### Task to carry out:
Each line holding the string "letter" is to be copied from the data.

Records drawn from a dataset
------------

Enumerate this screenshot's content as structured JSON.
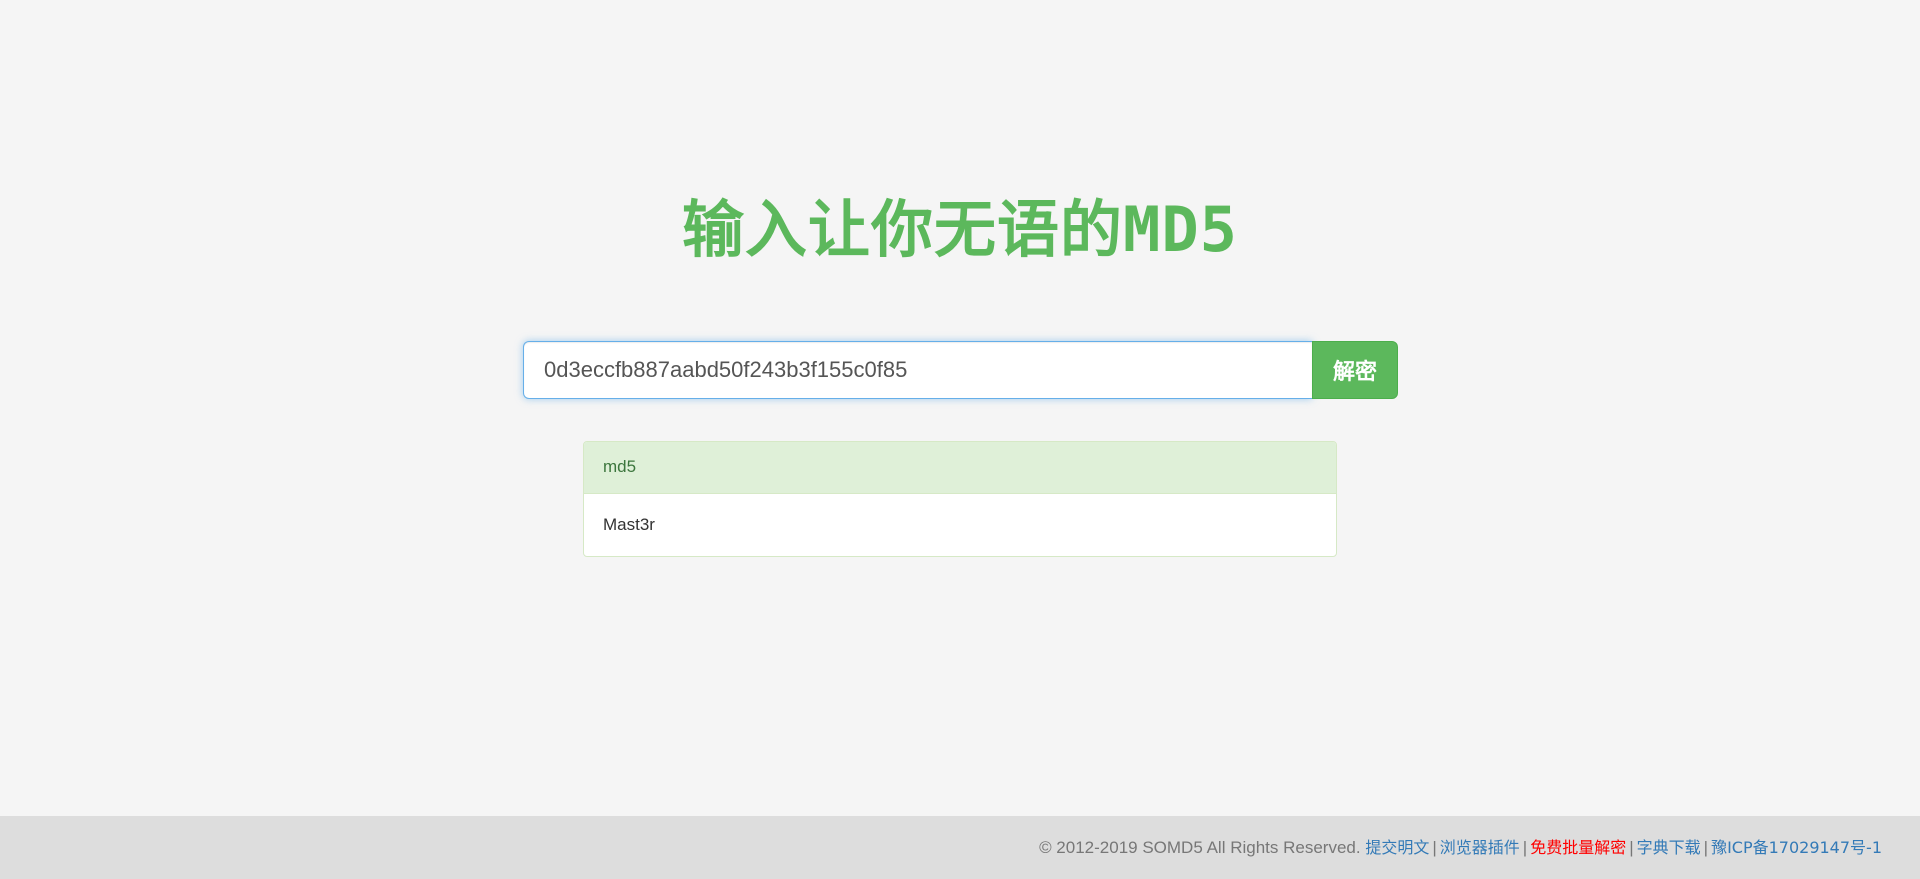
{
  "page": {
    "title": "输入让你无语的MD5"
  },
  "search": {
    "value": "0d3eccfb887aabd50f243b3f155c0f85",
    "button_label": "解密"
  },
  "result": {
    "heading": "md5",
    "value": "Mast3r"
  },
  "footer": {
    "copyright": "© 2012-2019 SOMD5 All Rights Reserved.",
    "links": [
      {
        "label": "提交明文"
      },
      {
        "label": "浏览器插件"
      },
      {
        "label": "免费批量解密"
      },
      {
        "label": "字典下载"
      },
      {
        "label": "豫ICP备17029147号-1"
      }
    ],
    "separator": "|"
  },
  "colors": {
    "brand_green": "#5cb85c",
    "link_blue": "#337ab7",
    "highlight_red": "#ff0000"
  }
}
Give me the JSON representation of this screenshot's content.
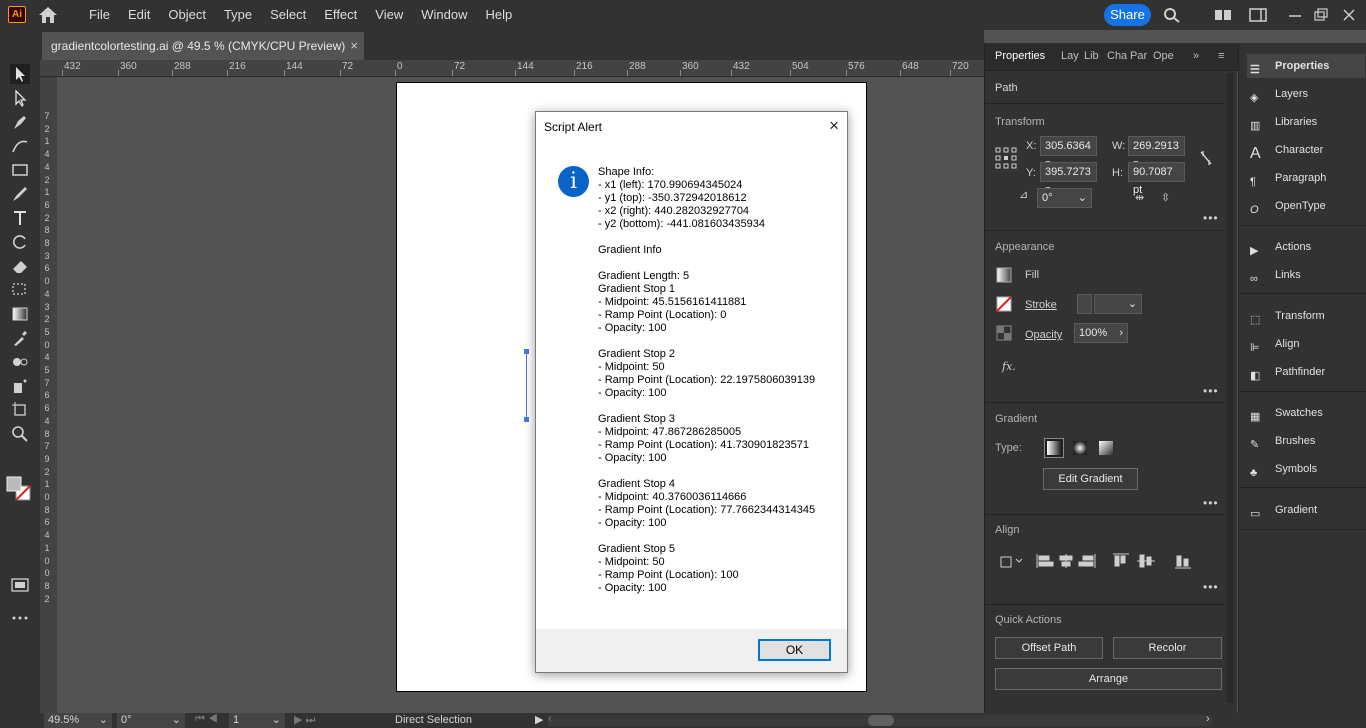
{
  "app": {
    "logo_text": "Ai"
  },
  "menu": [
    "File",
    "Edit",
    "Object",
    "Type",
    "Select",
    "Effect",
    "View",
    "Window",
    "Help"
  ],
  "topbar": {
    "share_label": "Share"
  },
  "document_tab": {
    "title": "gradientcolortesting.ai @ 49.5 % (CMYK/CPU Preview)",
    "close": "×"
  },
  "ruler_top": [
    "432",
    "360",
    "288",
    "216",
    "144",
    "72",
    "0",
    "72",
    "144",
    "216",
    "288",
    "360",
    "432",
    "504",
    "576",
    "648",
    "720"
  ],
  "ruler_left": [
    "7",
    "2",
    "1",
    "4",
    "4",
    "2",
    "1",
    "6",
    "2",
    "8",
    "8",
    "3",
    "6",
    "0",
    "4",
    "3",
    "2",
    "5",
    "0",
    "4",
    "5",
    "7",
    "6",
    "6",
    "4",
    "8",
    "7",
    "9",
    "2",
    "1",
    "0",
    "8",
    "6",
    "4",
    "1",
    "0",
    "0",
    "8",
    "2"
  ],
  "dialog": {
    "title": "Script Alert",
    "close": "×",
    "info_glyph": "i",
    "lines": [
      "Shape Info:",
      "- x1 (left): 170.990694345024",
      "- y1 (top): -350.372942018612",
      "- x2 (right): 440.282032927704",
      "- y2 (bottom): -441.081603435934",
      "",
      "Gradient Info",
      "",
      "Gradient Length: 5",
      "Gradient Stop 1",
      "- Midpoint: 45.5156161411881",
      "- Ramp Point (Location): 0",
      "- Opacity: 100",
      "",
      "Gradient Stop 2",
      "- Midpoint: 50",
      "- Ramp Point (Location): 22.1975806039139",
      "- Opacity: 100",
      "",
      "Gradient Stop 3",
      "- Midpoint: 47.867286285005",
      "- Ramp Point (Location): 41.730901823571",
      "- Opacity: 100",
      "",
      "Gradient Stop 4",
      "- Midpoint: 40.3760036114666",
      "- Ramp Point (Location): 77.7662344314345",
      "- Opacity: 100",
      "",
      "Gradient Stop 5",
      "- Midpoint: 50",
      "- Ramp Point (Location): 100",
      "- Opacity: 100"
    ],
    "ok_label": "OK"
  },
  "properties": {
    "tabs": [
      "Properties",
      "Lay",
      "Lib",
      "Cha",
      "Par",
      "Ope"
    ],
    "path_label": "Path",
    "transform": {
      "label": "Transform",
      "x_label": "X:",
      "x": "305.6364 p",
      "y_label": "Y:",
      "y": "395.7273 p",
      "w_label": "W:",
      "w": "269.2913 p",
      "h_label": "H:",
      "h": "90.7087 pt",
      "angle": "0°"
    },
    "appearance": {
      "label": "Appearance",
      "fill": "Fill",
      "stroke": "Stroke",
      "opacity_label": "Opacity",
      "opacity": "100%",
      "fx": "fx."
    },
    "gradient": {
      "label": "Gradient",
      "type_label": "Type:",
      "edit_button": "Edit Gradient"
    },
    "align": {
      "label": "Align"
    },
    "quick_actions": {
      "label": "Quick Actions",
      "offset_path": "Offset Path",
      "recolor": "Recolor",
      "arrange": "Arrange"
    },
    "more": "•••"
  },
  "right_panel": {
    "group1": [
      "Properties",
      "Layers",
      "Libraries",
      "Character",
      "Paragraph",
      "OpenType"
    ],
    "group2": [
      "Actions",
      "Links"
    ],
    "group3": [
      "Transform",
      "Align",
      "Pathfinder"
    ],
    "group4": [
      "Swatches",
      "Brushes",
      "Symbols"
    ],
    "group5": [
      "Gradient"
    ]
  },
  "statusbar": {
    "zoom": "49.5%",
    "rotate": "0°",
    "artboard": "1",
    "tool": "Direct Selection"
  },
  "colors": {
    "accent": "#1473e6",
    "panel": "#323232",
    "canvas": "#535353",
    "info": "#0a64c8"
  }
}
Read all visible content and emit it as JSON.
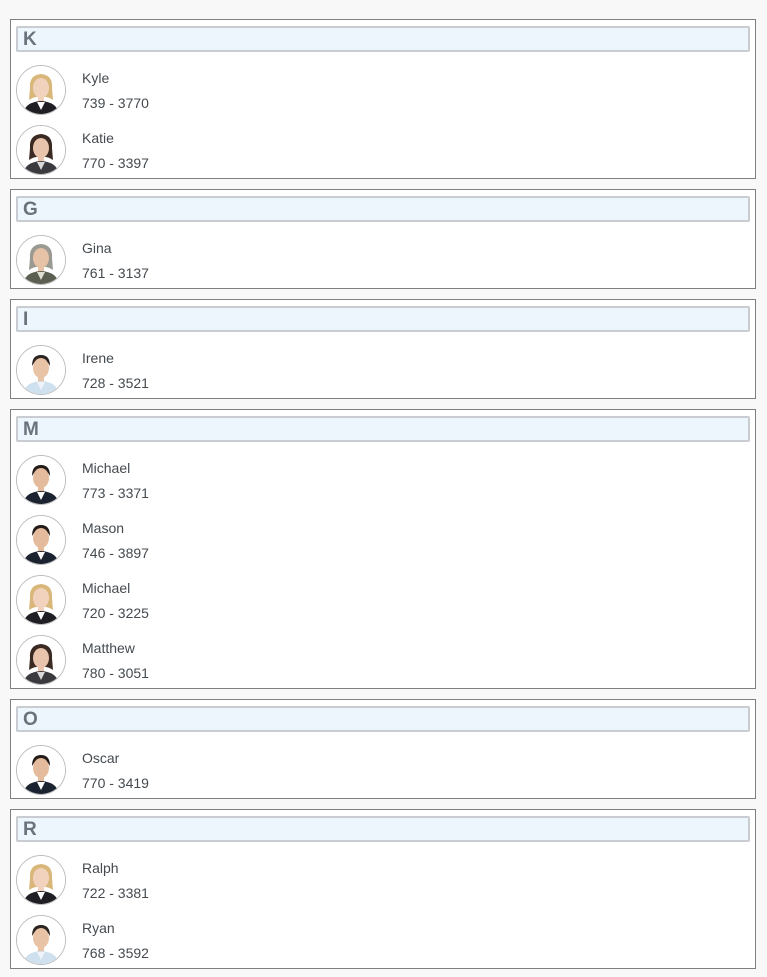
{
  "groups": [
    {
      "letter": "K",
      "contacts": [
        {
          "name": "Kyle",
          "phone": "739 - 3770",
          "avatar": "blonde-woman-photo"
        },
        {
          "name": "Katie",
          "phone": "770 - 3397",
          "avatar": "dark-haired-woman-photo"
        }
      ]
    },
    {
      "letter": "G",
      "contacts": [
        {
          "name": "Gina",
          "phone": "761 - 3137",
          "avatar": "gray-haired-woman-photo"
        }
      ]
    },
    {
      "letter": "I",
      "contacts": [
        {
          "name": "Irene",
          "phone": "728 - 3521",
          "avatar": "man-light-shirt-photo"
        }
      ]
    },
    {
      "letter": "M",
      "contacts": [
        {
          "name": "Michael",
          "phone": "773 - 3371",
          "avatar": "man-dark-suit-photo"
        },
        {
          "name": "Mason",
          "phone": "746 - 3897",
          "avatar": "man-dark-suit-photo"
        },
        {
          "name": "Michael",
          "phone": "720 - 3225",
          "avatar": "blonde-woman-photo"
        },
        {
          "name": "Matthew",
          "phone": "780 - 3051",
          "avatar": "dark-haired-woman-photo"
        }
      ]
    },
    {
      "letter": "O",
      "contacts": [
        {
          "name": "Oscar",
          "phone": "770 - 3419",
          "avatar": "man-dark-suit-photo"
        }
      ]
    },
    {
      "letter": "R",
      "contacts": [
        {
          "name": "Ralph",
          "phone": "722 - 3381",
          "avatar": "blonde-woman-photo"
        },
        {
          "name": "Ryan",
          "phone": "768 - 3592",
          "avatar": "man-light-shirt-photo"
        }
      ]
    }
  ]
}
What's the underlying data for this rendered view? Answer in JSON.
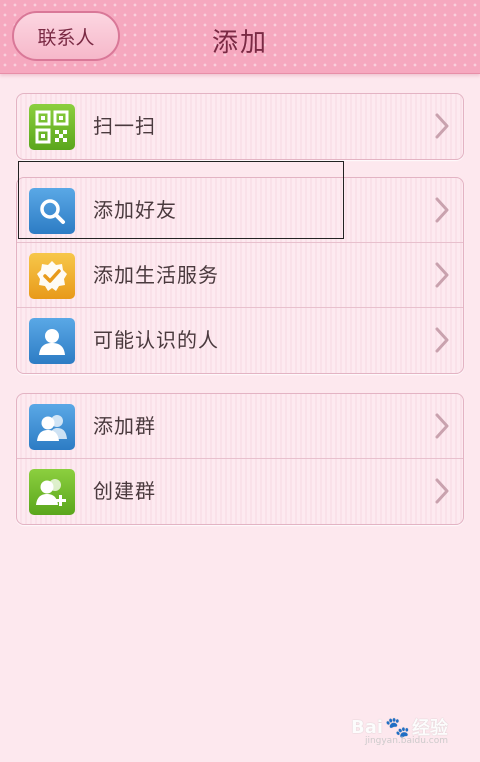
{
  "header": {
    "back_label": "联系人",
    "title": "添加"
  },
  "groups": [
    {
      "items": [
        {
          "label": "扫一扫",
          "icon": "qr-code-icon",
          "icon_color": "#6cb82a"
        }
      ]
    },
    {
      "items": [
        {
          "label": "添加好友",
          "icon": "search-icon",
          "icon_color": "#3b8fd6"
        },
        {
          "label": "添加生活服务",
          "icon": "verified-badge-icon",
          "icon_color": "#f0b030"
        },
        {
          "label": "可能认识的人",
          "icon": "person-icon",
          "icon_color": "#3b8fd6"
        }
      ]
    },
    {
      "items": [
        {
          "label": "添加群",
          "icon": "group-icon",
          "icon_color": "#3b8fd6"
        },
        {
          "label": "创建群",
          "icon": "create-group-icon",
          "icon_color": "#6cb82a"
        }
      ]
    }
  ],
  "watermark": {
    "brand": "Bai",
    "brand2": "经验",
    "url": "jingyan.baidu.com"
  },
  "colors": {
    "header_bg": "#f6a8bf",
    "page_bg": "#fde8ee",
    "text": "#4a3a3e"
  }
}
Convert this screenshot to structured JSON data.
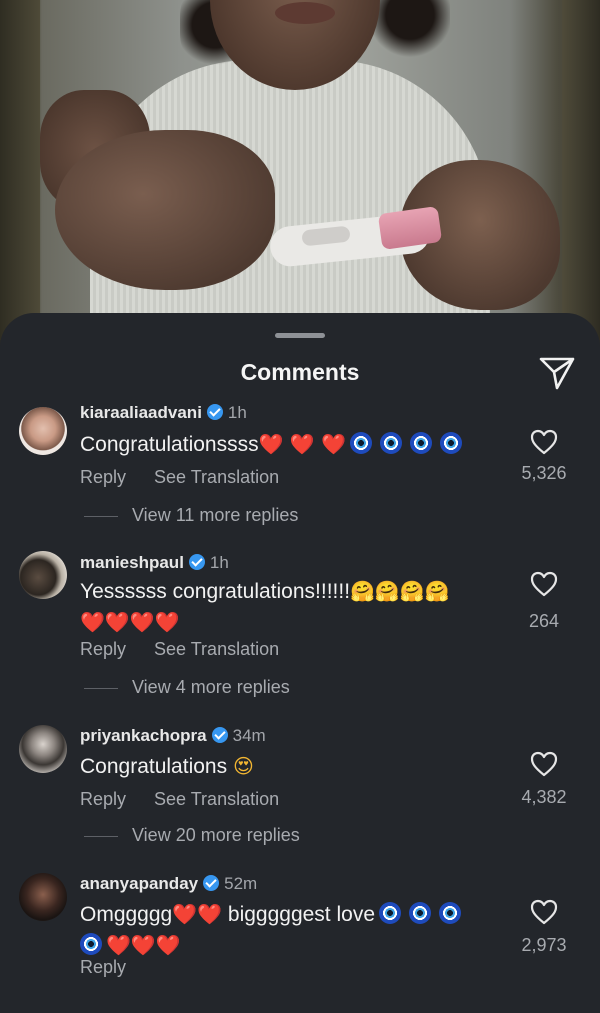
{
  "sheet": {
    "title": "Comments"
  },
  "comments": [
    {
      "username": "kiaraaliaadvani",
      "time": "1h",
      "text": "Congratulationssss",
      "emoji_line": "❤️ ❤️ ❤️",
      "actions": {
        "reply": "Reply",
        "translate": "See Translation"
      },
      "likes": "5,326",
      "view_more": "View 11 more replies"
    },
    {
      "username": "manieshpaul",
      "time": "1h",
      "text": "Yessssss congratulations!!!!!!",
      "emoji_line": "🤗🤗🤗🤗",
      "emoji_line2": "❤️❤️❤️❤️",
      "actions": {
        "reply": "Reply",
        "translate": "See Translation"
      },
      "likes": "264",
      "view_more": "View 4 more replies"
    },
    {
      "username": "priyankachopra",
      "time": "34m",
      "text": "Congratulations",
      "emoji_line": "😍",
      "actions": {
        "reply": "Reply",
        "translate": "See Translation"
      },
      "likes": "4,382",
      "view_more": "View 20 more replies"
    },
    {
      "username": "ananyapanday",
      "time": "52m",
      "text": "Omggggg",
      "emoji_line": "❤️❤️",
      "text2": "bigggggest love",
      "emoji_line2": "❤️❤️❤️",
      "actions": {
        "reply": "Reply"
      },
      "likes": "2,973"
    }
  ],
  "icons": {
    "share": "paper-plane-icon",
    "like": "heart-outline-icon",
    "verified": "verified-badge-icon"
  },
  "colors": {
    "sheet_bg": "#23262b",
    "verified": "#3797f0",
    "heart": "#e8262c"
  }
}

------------

### Task solution:
      "letter": "K",
      "letter": "G",
      "letter": "I",
      "letter": "M",
      "letter": "O",
      "letter": "R",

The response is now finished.